Adhesiabloc: Fake Medicine Clears Initial FDA Approval Steps


As citizens of the United States, we hope and trust that government entities are always looking out for our best interests. However, in 2011, the Food and Drug Administration made a serious blunder that calls into question the FDA’s ability to keep us safe.

The United States General Accountability Office (GAO) became concerned that the FDA was passing along medications without truly reviewing them. To test the strength of our regulatory system, they essentially set up a sting operation. This involved the organization creating a fake company (Device Med-Systems) with a fictional product (Adhesiabloc). The GAO did not even try to make this sound like a real product. The description is as follows:

“A gel that would be poured into a patient’s stomach after surgery to collect the bits and pieces left over from an operation.”

What happened next in the FDA process is downright scary. The product was approved for human testing.

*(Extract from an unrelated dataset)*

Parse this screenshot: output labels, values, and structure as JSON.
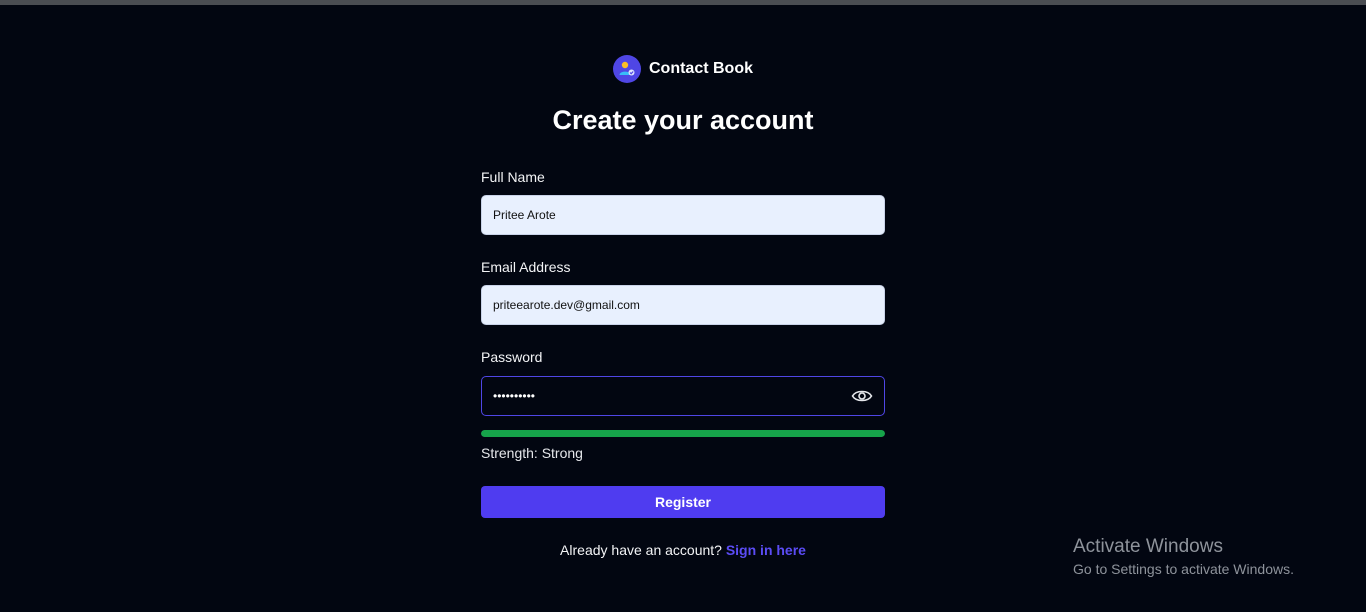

What many people do not realize is that the FDA itself does not evaluate potential products. Instead, these evaluations are contracted out to private companies called Institutional Review Boards. Here is another scary fact: these for-profit Institutional Review Boards are contracted and paid directly by the pharmaceutical and medical device companies they regulate. At the very least, this implies a serious conflict of interest that puts the health of consumers at risk.

When the Adhesiabloc product was introduced to the IRBs, two agencies did in fact turn it down for issues with the product application. However, a third agency indicated that the product would be safe for human use. It took almost six months for the issue to be noticed and addressed, and that only happened through an irregularity review of files at the approving IRB office.

What does this mean for Americans? We must find better ways to review and understand the products approved by the Food and Drug Administration.

We can hope that this sting created and implemented by the GAO was enough to get the attention of the FDA and its parent organization, the Department of Health and Human Services. However, history indicates that we as private citizens, businesses, and advocacy organizations must remain strictly vigilant over products released into our markets.